It’s obvious that the CEO has shifted more of his focus on the M&A strategy, throttling back a bit his attention on the reseller strategy. While the reseller efforts have been producing results, it’s more challenging than was anticipated. The company has to train resellers to essentially be a “mini Ackroo” which requires more resources (a major constraint right now for the company as it runs lean and employees all wear multiple hats) and time, making the ROI for acquisitions more compelling. Despite my preference for organic growth, there’s no denying that a well-executed roll up strategy can yield large shareholder returns as has recently been the case with Nobilis Health Corp (NHC.TO, +711% over the last 12 months) or Patient Home Monitoring (PHM.V, +336% over the last 12 months). As previously mentioned, I believe in Steve’s ability to execute properly on this game plan given his excellent performance in negotiating the last two acquisitions. What’s particularly interesting in Ackroo’s case is that the reseller and referral partners are all gravy.

The major concern with the growth by acquisition game plan is the need to raise capital and the potential dilution of shares.  Evidently, the company will need to raise capital since the warrant money due in January won’t be enough for future acquisitions. The CEO has already mentioned that he plans to raise the capital when the stock will be around $1.00 which I believe is the minimum price to produce good shareholder return. While the stock has only been trading at $0.35 recently, I think we’re not too far away from seeing a $1.00+ share price which brings me to my next thought:


I believe the company will reach breakeven in Q3 and be profitable in Q4 based on the following quarter by quarter trend in adjusted EBITDA (which is essentially FCF since there are no significant capital expenditures, interest or taxes):

Quarter Recurring Revenue ($k)
Adjusted EBITDA ($k)

Q1 15’



Q4 14’



Q3 14’



Q2 14’



Adjustments have been made for shared-based compensation and one-time charges such as restructuring fees (a settlement charge to get out of one of their leases and a charge from arranging a convertible debt financing that ultimately fell through), and legal fees for the equity raise and the PGC acquisition. Furthermore, I adjusted for year-end audit fee in Q1 which was in the ballpark of $50k in incremental cost. I also assumed that legal fees for the private placement and acquisition were around $50k which is where the ($110k) in EBITDA for Q1 comes from.

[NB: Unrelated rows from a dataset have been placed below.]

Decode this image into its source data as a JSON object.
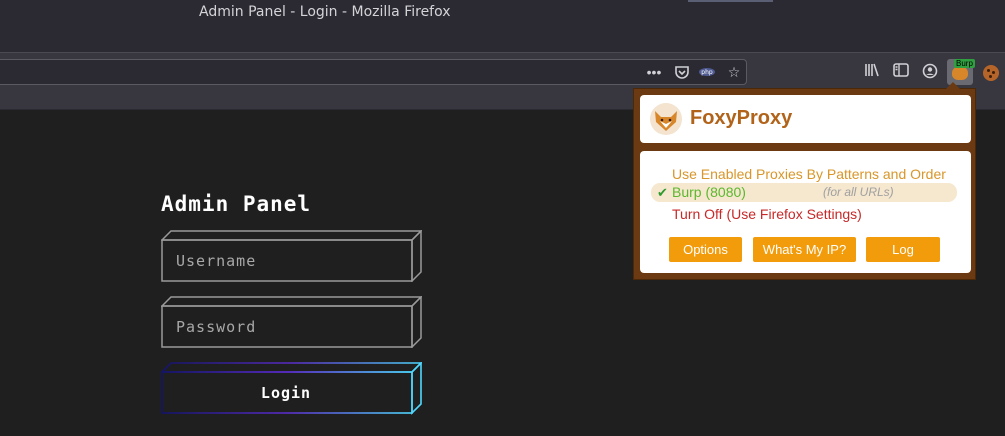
{
  "window": {
    "title": "Admin Panel - Login - Mozilla Firefox"
  },
  "toolbar": {
    "url_icons": [
      "more-dots-icon",
      "pocket-icon",
      "php-icon",
      "bookmark-star-icon"
    ],
    "library_icon": "library-icon",
    "sidebar_icon": "sidebar-icon",
    "account_icon": "account-icon",
    "foxyproxy_badge": "Burp"
  },
  "page": {
    "title": "Admin Panel",
    "username_placeholder": "Username",
    "password_placeholder": "Password",
    "login_label": "Login",
    "accent_gradient": [
      "#1a1a7a",
      "#6a2fd6",
      "#4fd8ff"
    ]
  },
  "foxyproxy": {
    "name": "FoxyProxy",
    "options": {
      "patterns": "Use Enabled Proxies By Patterns and Order",
      "burp": "Burp (8080)",
      "burp_scope": "(for all URLs)",
      "off": "Turn Off (Use Firefox Settings)"
    },
    "selected": "burp",
    "buttons": {
      "options": "Options",
      "whats_my_ip": "What's My IP?",
      "log": "Log"
    },
    "colors": {
      "frame": "#6b3a12",
      "name": "#b2631a",
      "button": "#f29c0c"
    }
  }
}
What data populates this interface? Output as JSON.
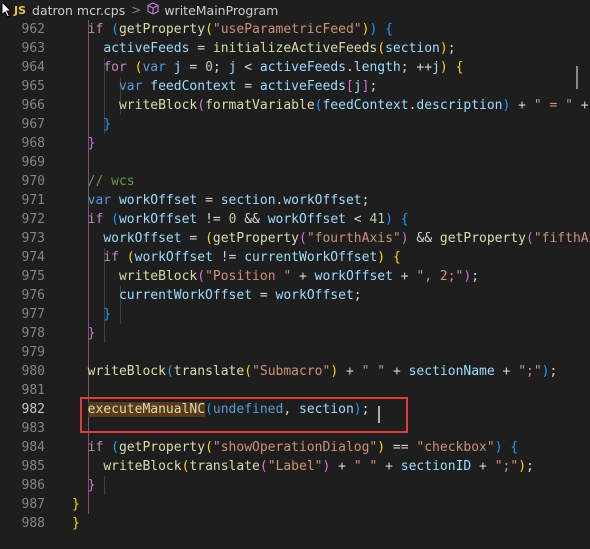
{
  "breadcrumb": {
    "badge": "JS",
    "file": "datron mcr.cps",
    "separator": ">",
    "symbol": "writeMainProgram"
  },
  "lines": [
    {
      "num": "962",
      "code": "    if (getProperty(\"useParametricFeed\")) {"
    },
    {
      "num": "963",
      "code": "      activeFeeds = initializeActiveFeeds(section);"
    },
    {
      "num": "964",
      "code": "      for (var j = 0; j < activeFeeds.length; ++j) {"
    },
    {
      "num": "965",
      "code": "        var feedContext = activeFeeds[j];"
    },
    {
      "num": "966",
      "code": "        writeBlock(formatVariable(feedContext.description) + \" = \" +"
    },
    {
      "num": "967",
      "code": "      }"
    },
    {
      "num": "968",
      "code": "    }"
    },
    {
      "num": "969",
      "code": ""
    },
    {
      "num": "970",
      "code": "    // wcs"
    },
    {
      "num": "971",
      "code": "    var workOffset = section.workOffset;"
    },
    {
      "num": "972",
      "code": "    if (workOffset != 0 && workOffset < 41) {"
    },
    {
      "num": "973",
      "code": "      workOffset = (getProperty(\"fourthAxis\") && getProperty(\"fifthAx"
    },
    {
      "num": "974",
      "code": "      if (workOffset != currentWorkOffset) {"
    },
    {
      "num": "975",
      "code": "        writeBlock(\"Position \" + workOffset + \", 2;\");"
    },
    {
      "num": "976",
      "code": "        currentWorkOffset = workOffset;"
    },
    {
      "num": "977",
      "code": "      }"
    },
    {
      "num": "978",
      "code": "    }"
    },
    {
      "num": "979",
      "code": ""
    },
    {
      "num": "980",
      "code": "    writeBlock(translate(\"Submacro\") + \" \" + sectionName + \";\");"
    },
    {
      "num": "981",
      "code": ""
    },
    {
      "num": "982",
      "code": "    executeManualNC(undefined, section);"
    },
    {
      "num": "983",
      "code": ""
    },
    {
      "num": "984",
      "code": "    if (getProperty(\"showOperationDialog\") == \"checkbox\") {"
    },
    {
      "num": "985",
      "code": "      writeBlock(translate(\"Label\") + \" \" + sectionID + \";\");"
    },
    {
      "num": "986",
      "code": "    }"
    },
    {
      "num": "987",
      "code": "  }"
    },
    {
      "num": "988",
      "code": "}"
    }
  ],
  "active_line": "982",
  "icons": {
    "badge": "js-file-icon",
    "symbol": "method-cube-icon",
    "cursor": "mouse-pointer-icon"
  },
  "colors": {
    "background": "#1e1e1e",
    "highlight_border": "#e03c3c"
  }
}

With profitability right around the corner and the imminent release of the Q2 MD&A containing the information on DealerRewards that will allow the market to better understand the acquisition, it won’t be long till the stock price gets a significant lifting in my opinion.

The company is conservatively expected to do $2.4M in sales for 2015 which corresponds to 84% YoY increase. For 2016 and beyond, management is targeting 50% growth. Assuming a 50% growth rate for valuation purposes, the stock should easily trade at a multiple 12x EV/2015 revenue or $1.20/share based on several reputable SaaS studies (see graphs below).

Source :


In conclusion, I think it’s only a matter of time till the sizeable gap to $1.20 fair value per share closes given the following near-term catalysts: a) understanding of the significance of the acquisition by the market after Q2 MD&A release and b) breakeven in Q3 and profitability in Q4. Furthermore, as they continue to execute on their growth plan, I continue to think there is a clear path to $4.00+ share price over the next few years.